● EXERCISE: Start to finish, print the data below exactly, without the images.

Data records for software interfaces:
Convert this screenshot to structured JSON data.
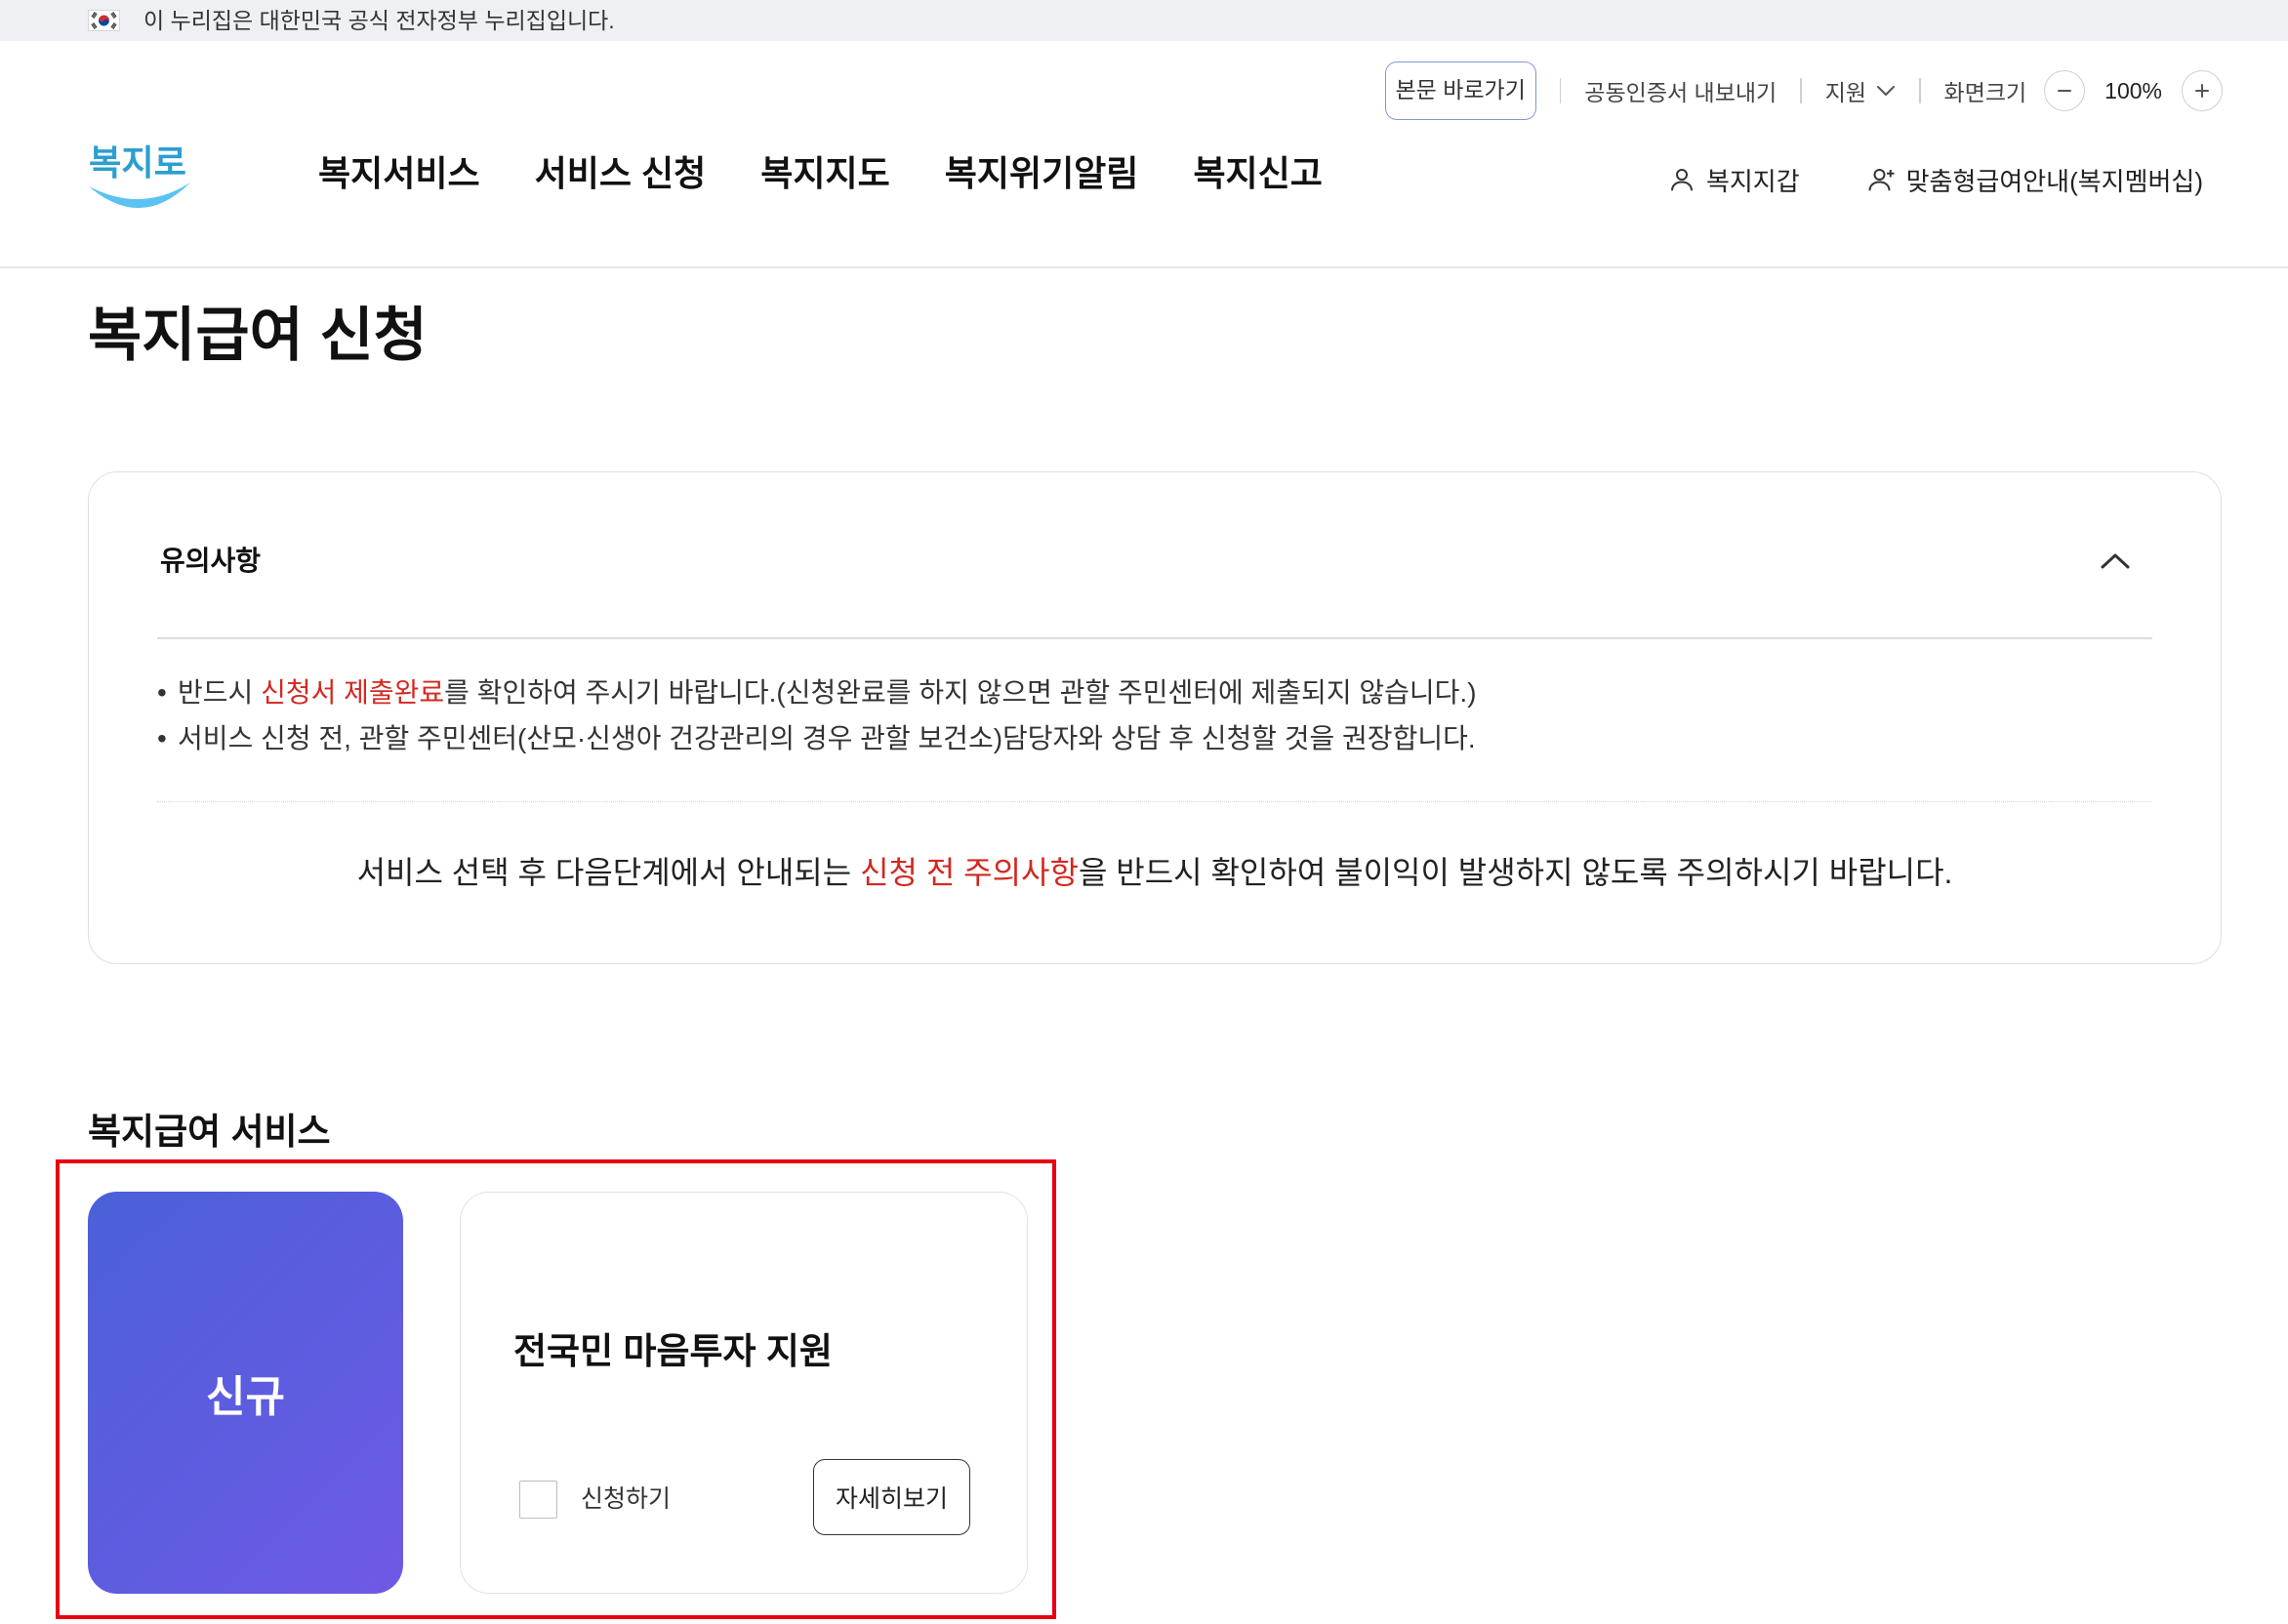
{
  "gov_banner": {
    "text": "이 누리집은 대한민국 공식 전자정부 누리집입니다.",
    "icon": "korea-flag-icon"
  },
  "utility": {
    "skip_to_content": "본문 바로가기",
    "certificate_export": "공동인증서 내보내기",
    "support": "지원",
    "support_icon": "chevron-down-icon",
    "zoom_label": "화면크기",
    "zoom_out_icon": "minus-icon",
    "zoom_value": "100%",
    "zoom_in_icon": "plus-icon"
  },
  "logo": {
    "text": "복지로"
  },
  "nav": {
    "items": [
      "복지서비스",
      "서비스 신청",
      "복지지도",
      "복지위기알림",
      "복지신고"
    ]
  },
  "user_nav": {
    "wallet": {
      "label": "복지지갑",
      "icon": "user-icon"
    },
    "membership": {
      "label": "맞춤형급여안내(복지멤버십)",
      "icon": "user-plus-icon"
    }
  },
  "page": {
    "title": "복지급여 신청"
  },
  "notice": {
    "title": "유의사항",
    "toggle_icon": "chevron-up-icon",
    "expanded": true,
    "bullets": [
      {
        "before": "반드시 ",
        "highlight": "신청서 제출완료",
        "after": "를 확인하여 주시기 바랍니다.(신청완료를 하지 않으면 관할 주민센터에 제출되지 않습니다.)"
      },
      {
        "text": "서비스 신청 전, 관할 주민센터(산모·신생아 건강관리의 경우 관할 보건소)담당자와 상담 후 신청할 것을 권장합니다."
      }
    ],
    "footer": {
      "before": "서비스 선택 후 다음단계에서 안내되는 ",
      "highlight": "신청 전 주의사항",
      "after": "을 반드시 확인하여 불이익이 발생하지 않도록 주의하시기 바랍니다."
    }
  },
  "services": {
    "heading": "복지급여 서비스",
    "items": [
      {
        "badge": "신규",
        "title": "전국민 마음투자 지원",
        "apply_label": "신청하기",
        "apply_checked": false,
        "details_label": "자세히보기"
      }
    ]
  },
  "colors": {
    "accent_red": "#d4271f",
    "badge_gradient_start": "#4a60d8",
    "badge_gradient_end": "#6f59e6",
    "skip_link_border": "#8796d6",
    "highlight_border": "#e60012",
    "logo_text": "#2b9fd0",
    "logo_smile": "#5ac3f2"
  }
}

● YOUR SOLUTION:
Convert this screenshot to structured JSON data.
{
  "gov_banner": {
    "text": "이 누리집은 대한민국 공식 전자정부 누리집입니다.",
    "icon": "korea-flag-icon"
  },
  "utility": {
    "skip_to_content": "본문 바로가기",
    "certificate_export": "공동인증서 내보내기",
    "support": "지원",
    "support_icon": "chevron-down-icon",
    "zoom_label": "화면크기",
    "zoom_out_icon": "minus-icon",
    "zoom_value": "100%",
    "zoom_in_icon": "plus-icon"
  },
  "logo": {
    "text": "복지로"
  },
  "nav": {
    "items": [
      "복지서비스",
      "서비스 신청",
      "복지지도",
      "복지위기알림",
      "복지신고"
    ]
  },
  "user_nav": {
    "wallet": {
      "label": "복지지갑",
      "icon": "user-icon"
    },
    "membership": {
      "label": "맞춤형급여안내(복지멤버십)",
      "icon": "user-plus-icon"
    }
  },
  "page": {
    "title": "복지급여 신청"
  },
  "notice": {
    "title": "유의사항",
    "toggle_icon": "chevron-up-icon",
    "expanded": true,
    "bullets": [
      {
        "before": "반드시 ",
        "highlight": "신청서 제출완료",
        "after": "를 확인하여 주시기 바랍니다.(신청완료를 하지 않으면 관할 주민센터에 제출되지 않습니다.)"
      },
      {
        "text": "서비스 신청 전, 관할 주민센터(산모·신생아 건강관리의 경우 관할 보건소)담당자와 상담 후 신청할 것을 권장합니다."
      }
    ],
    "footer": {
      "before": "서비스 선택 후 다음단계에서 안내되는 ",
      "highlight": "신청 전 주의사항",
      "after": "을 반드시 확인하여 불이익이 발생하지 않도록 주의하시기 바랍니다."
    }
  },
  "services": {
    "heading": "복지급여 서비스",
    "items": [
      {
        "badge": "신규",
        "title": "전국민 마음투자 지원",
        "apply_label": "신청하기",
        "apply_checked": false,
        "details_label": "자세히보기"
      }
    ]
  },
  "colors": {
    "accent_red": "#d4271f",
    "badge_gradient_start": "#4a60d8",
    "badge_gradient_end": "#6f59e6",
    "skip_link_border": "#8796d6",
    "highlight_border": "#e60012",
    "logo_text": "#2b9fd0",
    "logo_smile": "#5ac3f2"
  }
}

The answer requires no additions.